It is sad, but not unusual, for the aftermath of a sensational criminal trial to focus on entirely the wrong issue. But seldom has it happened so dramatically as in the days since Levi Bellfield was convicted of the abduction and murder of Milly Dowler, the 13-year-old girl who disappeared as she walked home from school in Walton-on-Thames in 2002.
Milly's killer is a horrible man, a pitiless misogynist who went on to bludgeon two young women to death and tried to kill a third. We will probably never know the true extent of his crimes.
But, instead of looking at the toxic combination of excuses, denial and terror that allowed Bellfield to beat and rape women for so many years, the overwhelming response to the end of his trial has been to criticise the way Milly's family - in particular her father, Bob Dowler - was treated in court.

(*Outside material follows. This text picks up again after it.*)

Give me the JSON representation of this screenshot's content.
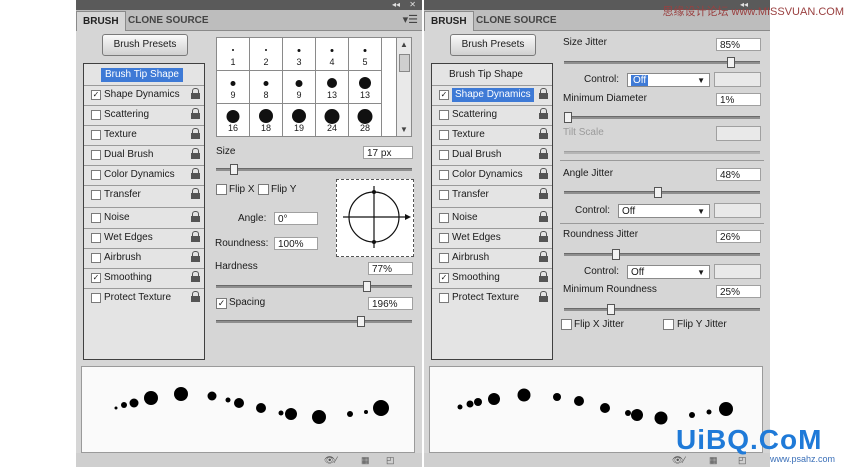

Being cross-examined in a murder trial is a traumatic experience for close relatives. Milly's mother, Sally, said her family had lost their right to privacy, while Bob Dowler described giving evidence as a "truly mentally scarring experience on an unimaginable scale".
There is a problem here. First, no matter how ghastly Bellfield is, he is entitled to a defence. Second, the "extremely personal" matters raised by his barrister, Jeffrey Samuels QC, were distasteful, but relevant in a trial which turned on misogynistic attitudes to women.
As well as looking at the movements of known sex-offenders, detectives would have been remiss if they had not scrutinised the behaviour of people close to Milly.
They became suspicious of Bob Dowler when the following facts emerged: he kept pornographic material at the bottom of a chest of drawers in his bedroom; Milly was hugely distressed when she came across a magazine containing "probably extreme pornographic material... of a fetish nature... latex and bondage" a few months before her disappearance; Dowler lied to detectives about his movements on the day of his daughter's abduction; and he kept bondage gear in a box in the loft, including a rubber hood and a ball-shaped gag.
What is extraordinary about the outpouring of sympathy for Bob Dowler is that so many commentators have been willing to overlook what this might imply about his feelings towards women, while rightly denouncing Bellfield's misogyny in the strongest terms. It is possible to sympathise with the Dowler family over the dreadful loss of Milly without arguing that the entire trial process is in need of an overhaul.
When men like Bellfield are finally apprehended, there's usually a history of abusive behaviour which has gone unchecked over a long period. But a consistent failure to respond to danger signals allows them to get jobs where they come into contact with the public.
There is no doubt that the conclusion of Bellfield's trial has raised distressing issues. But the most important lesson is that we stop regarding men like him as enigmas, totally disconnected from the society they live in, and understand the existence of a spectrum of abuse.
Domestic abuse and rape are serial crimes, committed over and over again with escalating violence, but they're often associated with other behaviours that aren't necessarily illegal: humiliating remarks, defacing images of women, using prostituted women, sex tourism.
When such conduct goes unchallenged by friends, family and co-workers, it becomes normalised and excused.
Bellfield was a serial sexual predator before he was a serial killer, and he should have been stopped long before he killed poor Milly Dowler.